§ **DATA LISTING**

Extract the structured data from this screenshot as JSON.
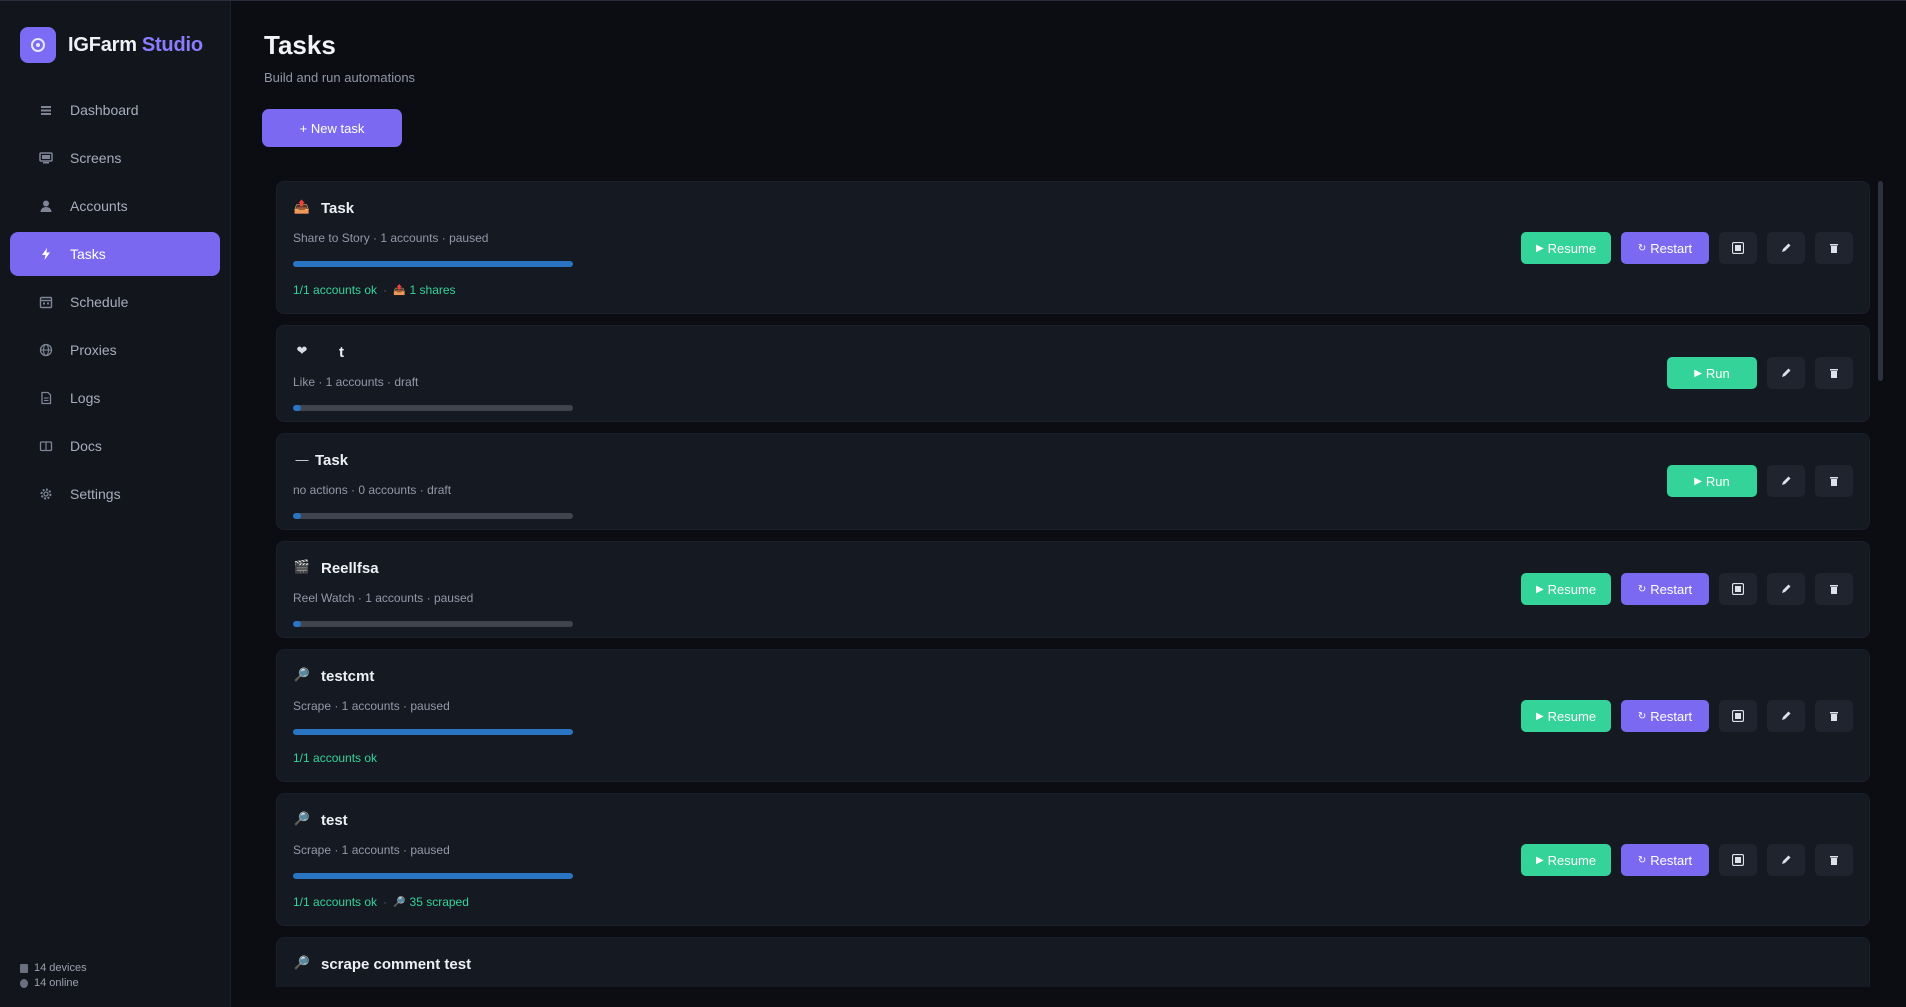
{
  "brand": {
    "name": "IGFarm",
    "accent": "Studio"
  },
  "sidebar": {
    "items": [
      {
        "label": "Dashboard",
        "icon": "dashboard-icon",
        "active": false
      },
      {
        "label": "Screens",
        "icon": "screens-icon",
        "active": false
      },
      {
        "label": "Accounts",
        "icon": "accounts-icon",
        "active": false
      },
      {
        "label": "Tasks",
        "icon": "bolt-icon",
        "active": true
      },
      {
        "label": "Schedule",
        "icon": "calendar-icon",
        "active": false
      },
      {
        "label": "Proxies",
        "icon": "globe-icon",
        "active": false
      },
      {
        "label": "Logs",
        "icon": "document-icon",
        "active": false
      },
      {
        "label": "Docs",
        "icon": "book-icon",
        "active": false
      },
      {
        "label": "Settings",
        "icon": "gear-icon",
        "active": false
      }
    ],
    "footer": {
      "devices": "14 devices",
      "online": "14 online"
    }
  },
  "header": {
    "title": "Tasks",
    "subtitle": "Build and run automations",
    "new_task_label": "+ New task"
  },
  "labels": {
    "resume": "Resume",
    "restart": "Restart",
    "run": "Run"
  },
  "colors": {
    "accent": "#7c69f2",
    "success": "#34d399",
    "progress": "#2a74c4",
    "background": "#0b0d13"
  },
  "tasks": [
    {
      "icon": "share-icon",
      "name": "Task",
      "meta": "Share to Story · 1 accounts · paused",
      "progress": 1.0,
      "status": "paused",
      "stat_ok": "1/1 accounts ok",
      "stat_extra": "1 shares"
    },
    {
      "icon": "heart-icon",
      "name": "t",
      "meta": "Like · 1 accounts · draft",
      "progress": 0.03,
      "status": "draft",
      "stat_ok": "",
      "stat_extra": ""
    },
    {
      "icon": "dash-icon",
      "name": "Task",
      "meta": "no actions · 0 accounts · draft",
      "progress": 0.03,
      "status": "draft",
      "stat_ok": "",
      "stat_extra": ""
    },
    {
      "icon": "clapper-icon",
      "name": "Reellfsa",
      "meta": "Reel Watch · 1 accounts · paused",
      "progress": 0.03,
      "status": "paused",
      "stat_ok": "",
      "stat_extra": ""
    },
    {
      "icon": "search-icon",
      "name": "testcmt",
      "meta": "Scrape · 1 accounts · paused",
      "progress": 1.0,
      "status": "paused",
      "stat_ok": "1/1 accounts ok",
      "stat_extra": ""
    },
    {
      "icon": "search-icon",
      "name": "test",
      "meta": "Scrape · 1 accounts · paused",
      "progress": 1.0,
      "status": "paused",
      "stat_ok": "1/1 accounts ok",
      "stat_extra": "35 scraped"
    },
    {
      "icon": "search-icon",
      "name": "scrape comment test",
      "meta": "",
      "progress": 0,
      "status": "",
      "stat_ok": "",
      "stat_extra": ""
    }
  ]
}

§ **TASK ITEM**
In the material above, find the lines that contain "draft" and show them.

§ **ANSWER TO THIS EXERCISE**
      "meta": "Like · 1 accounts · draft",
      "status": "draft",
      "meta": "no actions · 0 accounts · draft",
      "status": "draft",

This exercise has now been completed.